The locker, which is named "Giant," was spotted on Thursday last week in front of San Francisco's iconic Ferry Building.

Amazon initially did not respond to questions about its purpose. Since then, however, a large Nissan logo was slapped onto the structure, along with the hashtag #giantlocker printed on one of its walls. Amazon and Nissan then said Friday that it was part of a marketing promotion between the e-commerce company and the Japanese car maker.

The companies are encouraging passersby on Friday to comment and post photos of locker using the hashtag. Those who do will earn a code to open the doors on the locker to win a variety of prizes, including Amazon music downloads.

"One lucky participant will get the surprise of a lifetime when his/her code opens the giant door, and s/he wins a new Nissan Rogue," a Nissan spokeswoman said.

The bright orange locker -- which is 16 feet wide, 20 feet deep and 8 feet high -- was attracting the attention of a number of people Friday morning.

Cars can be purchased on Amazon.com, but typically they must be picked up from a local dealership. Amazon and Nissan teamed up last year to have a Nissan Versa Note car delivered inside a huge Amazon box. But that box was different from the high-tech locker currently in San Francisco, which features an LCD screen and keypad.

Amazon operates a locker service, which lets shoppers have their items shipped to various locations around town instead of their homes. The lockers are much smaller than the structure near San Francisco's Ferry Building and are located inside stores such as 7-Eleven and Ace Hardware.

So Amazon's Giant locker, for better or worse, does not seem to be a company push toward larger pick-up centers in public settings.

Zach Miners covers social networking, search and general technology news for IDG News Service. Follow Zach on Twitter at @zachminers. Zach's e-mail address is zach_miners@idg.com

Join the newsletter!

Or

Sign up to gain exclusive access to email subscriptions, event invitations, competitions, giveaways, and much more.

Membership is free, and your security and privacy remain protected. View our privacy policy before signing up.

Error: Please check your email address.
Show Comments

Latest Videos

Conversations over a cuppa with CMO: Microsoft's Pip Arthur

​In this latest episode of our conversations over a cuppa with CMO, we catch up with the delightful Pip Arthur, Microsoft Australia's chief marketing officer and communications director, to talk about thinking differently, delivering on B2B connection in the crisis, brand purpose and marketing transformation.

More Videos

https://t.co/lCI1BkAPmH?ZwU...

luxuryfashions

DoorDash launches in Australia

Read more

In these tough times finding an earning opportunity that can be weaved into your lifestyle is hard. Doordash fits the bill nicely until y...

Fred Lawrence

DoorDash launches in Australia

Read more

Hello , great article!Fake followers have really become a big issue that needs to be identified and bring to an end.You can also include ...

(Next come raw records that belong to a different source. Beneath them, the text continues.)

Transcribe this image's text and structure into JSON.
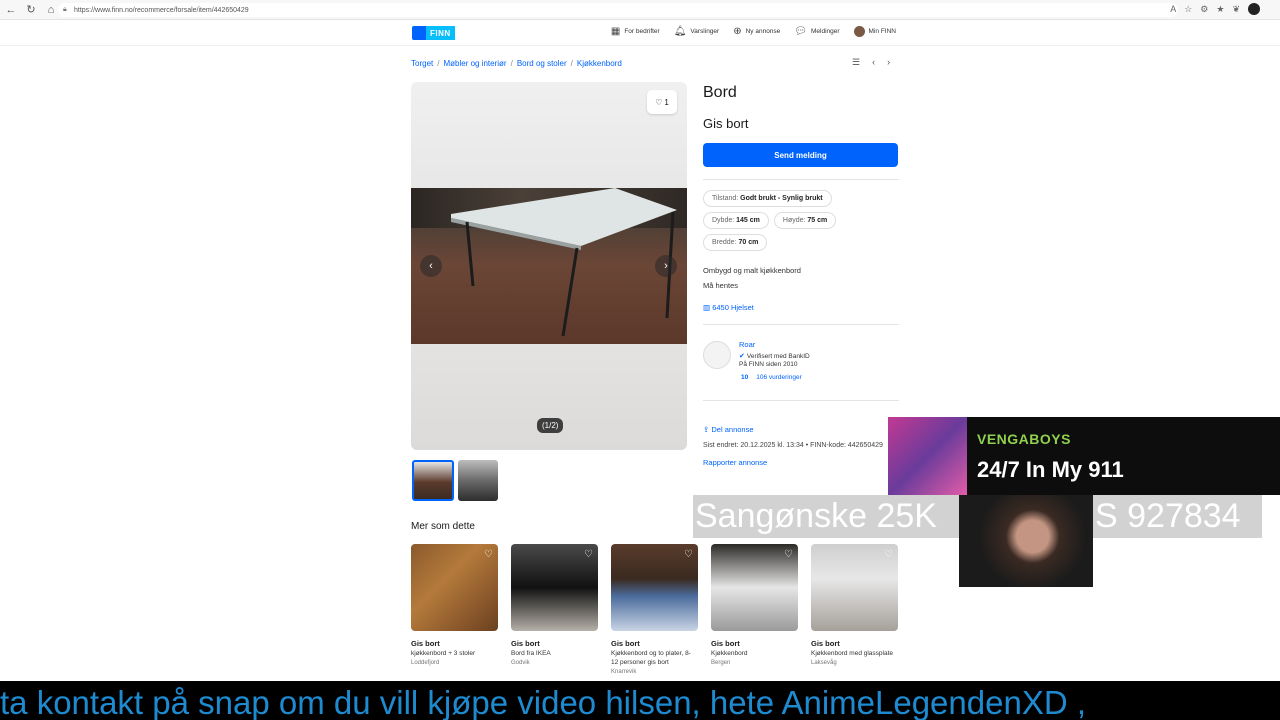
{
  "browser": {
    "url": "https://www.finn.no/recommerce/forsale/item/442650429"
  },
  "header": {
    "logo_text": "FINN",
    "nav": [
      {
        "label": "For bedrifter",
        "icon": "building-icon"
      },
      {
        "label": "Varslinger",
        "icon": "bell-icon"
      },
      {
        "label": "Ny annonse",
        "icon": "plus-circle-icon"
      },
      {
        "label": "Meldinger",
        "icon": "chat-icon"
      },
      {
        "label": "Min FINN",
        "icon": "avatar"
      }
    ]
  },
  "breadcrumb": [
    "Torget",
    "Møbler og interiør",
    "Bord og stoler",
    "Kjøkkenbord"
  ],
  "gallery": {
    "favorite_count": "1",
    "counter": "(1/2)"
  },
  "listing": {
    "title": "Bord",
    "price": "Gis bort",
    "send_button": "Send melding",
    "attributes": [
      {
        "label": "Tilstand:",
        "value": "Godt brukt - Synlig brukt"
      },
      {
        "label": "Dybde:",
        "value": "145 cm"
      },
      {
        "label": "Høyde:",
        "value": "75 cm"
      },
      {
        "label": "Bredde:",
        "value": "70 cm"
      }
    ],
    "description": [
      "Ombygd og malt kjøkkenbord",
      "Må hentes"
    ],
    "location": "6450 Hjelset"
  },
  "seller": {
    "name": "Roar",
    "verified": "Verifisert med BankID",
    "since": "På FINN siden 2010",
    "score": "10",
    "reviews": "106 vurderinger"
  },
  "meta": {
    "share": "Del annonse",
    "last_changed": "Sist endret: 20.12.2025 kl. 13:34 • FINN-kode: 442650429",
    "report": "Rapporter annonse"
  },
  "more": {
    "title": "Mer som dette",
    "cards": [
      {
        "price": "Gis bort",
        "desc": "kjøkkenbord + 3 stoler",
        "loc": "Loddefjord"
      },
      {
        "price": "Gis bort",
        "desc": "Bord fra IKEA",
        "loc": "Godvik"
      },
      {
        "price": "Gis bort",
        "desc": "Kjøkkenbord og to plater, 8-12 personer gis bort",
        "loc": "Knarrevik"
      },
      {
        "price": "Gis bort",
        "desc": "Kjøkkenbord",
        "loc": "Bergen"
      },
      {
        "price": "Gis bort",
        "desc": "Kjøkkenbord med glassplate",
        "loc": "Laksevåg"
      }
    ]
  },
  "stream": {
    "artist": "VENGABOYS",
    "song": "24/7 In My 911",
    "tts": "Sangønske 25K",
    "tts_tail": "S 927834",
    "ticker": "ta kontakt  på snap om du vill kjøpe video  hilsen, hete AnimeLegendenXD ,"
  }
}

Caitlyn Davis

Fake Twitter-follower market is adapting, growing, and getting ever cheaper

Read more

Did anyone proofread this document before it was published?

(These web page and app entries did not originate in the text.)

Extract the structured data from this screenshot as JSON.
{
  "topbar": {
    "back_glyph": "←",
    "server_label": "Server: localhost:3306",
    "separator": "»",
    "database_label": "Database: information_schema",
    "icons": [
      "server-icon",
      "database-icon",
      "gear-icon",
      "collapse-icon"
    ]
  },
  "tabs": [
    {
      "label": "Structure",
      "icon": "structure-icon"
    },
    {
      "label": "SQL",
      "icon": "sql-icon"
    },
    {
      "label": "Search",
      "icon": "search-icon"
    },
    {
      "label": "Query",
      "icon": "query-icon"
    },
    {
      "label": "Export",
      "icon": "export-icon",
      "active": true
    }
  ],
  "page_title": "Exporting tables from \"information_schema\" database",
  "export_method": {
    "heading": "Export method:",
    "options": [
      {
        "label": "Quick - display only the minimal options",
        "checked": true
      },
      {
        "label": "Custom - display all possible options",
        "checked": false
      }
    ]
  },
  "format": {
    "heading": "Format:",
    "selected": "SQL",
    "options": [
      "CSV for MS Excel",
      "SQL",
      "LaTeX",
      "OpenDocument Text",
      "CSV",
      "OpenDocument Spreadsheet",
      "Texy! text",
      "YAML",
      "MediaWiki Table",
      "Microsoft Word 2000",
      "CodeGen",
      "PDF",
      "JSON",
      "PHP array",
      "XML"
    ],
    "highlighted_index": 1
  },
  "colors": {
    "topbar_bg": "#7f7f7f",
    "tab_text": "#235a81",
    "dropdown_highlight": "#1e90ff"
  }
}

Beau Ushay

CMO Momentum 2020: How to embrace agile marketing

Read more

he decision to limit the initial version of the code to two US companies is discriminatory and will inevitably give an unfair advantage t...

Azeem Sohail

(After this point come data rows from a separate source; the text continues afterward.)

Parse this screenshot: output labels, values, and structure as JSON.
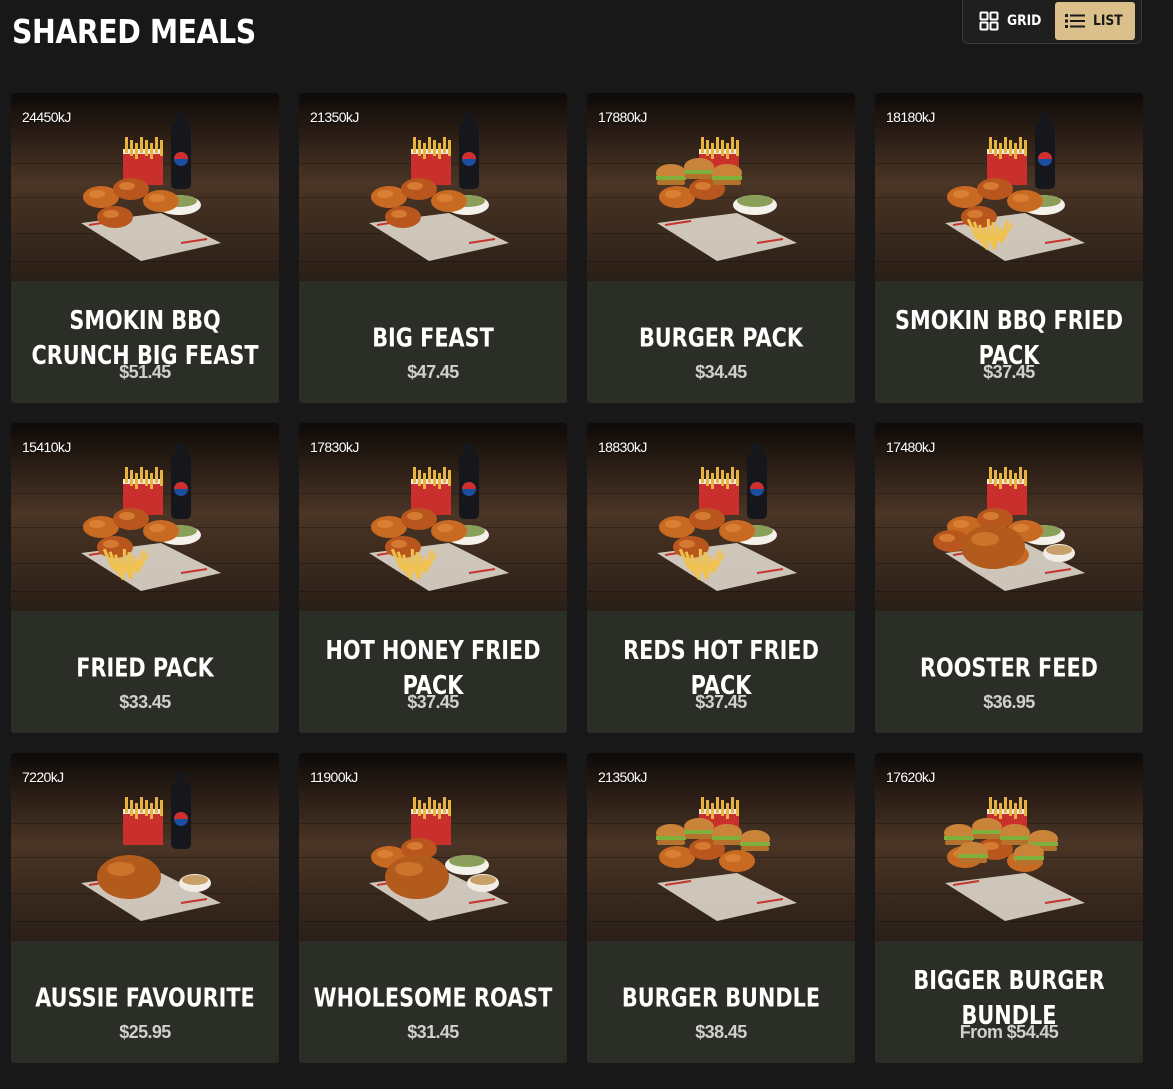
{
  "section": {
    "title": "SHARED MEALS"
  },
  "view_toggle": {
    "grid_label": "GRID",
    "list_label": "LIST",
    "active": "list",
    "active_color": "#dcc08c"
  },
  "colors": {
    "background": "#181818",
    "card_body": "#2b2d27",
    "text": "#ffffff",
    "price_text": "#d0d0d0"
  },
  "products": [
    {
      "energy": "24450kJ",
      "name": "SMOKIN BBQ CRUNCH BIG FEAST",
      "price": "$51.45",
      "image": "meal-photo"
    },
    {
      "energy": "21350kJ",
      "name": "BIG FEAST",
      "price": "$47.45",
      "image": "meal-photo"
    },
    {
      "energy": "17880kJ",
      "name": "BURGER PACK",
      "price": "$34.45",
      "image": "meal-photo"
    },
    {
      "energy": "18180kJ",
      "name": "SMOKIN BBQ FRIED PACK",
      "price": "$37.45",
      "image": "meal-photo"
    },
    {
      "energy": "15410kJ",
      "name": "FRIED PACK",
      "price": "$33.45",
      "image": "meal-photo"
    },
    {
      "energy": "17830kJ",
      "name": "HOT HONEY FRIED PACK",
      "price": "$37.45",
      "image": "meal-photo"
    },
    {
      "energy": "18830kJ",
      "name": "REDS HOT FRIED PACK",
      "price": "$37.45",
      "image": "meal-photo"
    },
    {
      "energy": "17480kJ",
      "name": "ROOSTER FEED",
      "price": "$36.95",
      "image": "meal-photo"
    },
    {
      "energy": "7220kJ",
      "name": "AUSSIE FAVOURITE",
      "price": "$25.95",
      "image": "meal-photo"
    },
    {
      "energy": "11900kJ",
      "name": "WHOLESOME ROAST",
      "price": "$31.45",
      "image": "meal-photo"
    },
    {
      "energy": "21350kJ",
      "name": "BURGER BUNDLE",
      "price": "$38.45",
      "image": "meal-photo"
    },
    {
      "energy": "17620kJ",
      "name": "BIGGER BURGER BUNDLE",
      "price": "From $54.45",
      "image": "meal-photo"
    }
  ]
}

Google hits out at ACCC draft code of conduct for news media negotiations

Read more

Blog Posts

Creating a culture club builds ownership of teamwork

Workplace cultures are the sum of everyone’s beliefs, behaviours, attitudes and skills. This means that no single person is responsible for culture, it belongs to the team.

Colin D Ellis

Culture change expert, author

A Brand for social justice

In 2020, brands did something they’d never done before: They spoke up about race.

Dipanjan Chatterjee and Xiaofeng Wang

VP and principal analyst and senior analyst, Forrester

Determining our Humanity

‘Business as unusual’ is a term my organisation has adopted to describe the professional aftermath of COVID-19 and the rest of the tragic events this year. Social distancing, perspex screens at counters and masks in all manner of situations have introduced us to a world we were never familiar with. But, as we keep being reminded, this is the new normal. This is the world we created. Yet we also have the opportunity to create something else.

Katja Forbes

Managing director of Designit, Australia and New Zealand

Sign in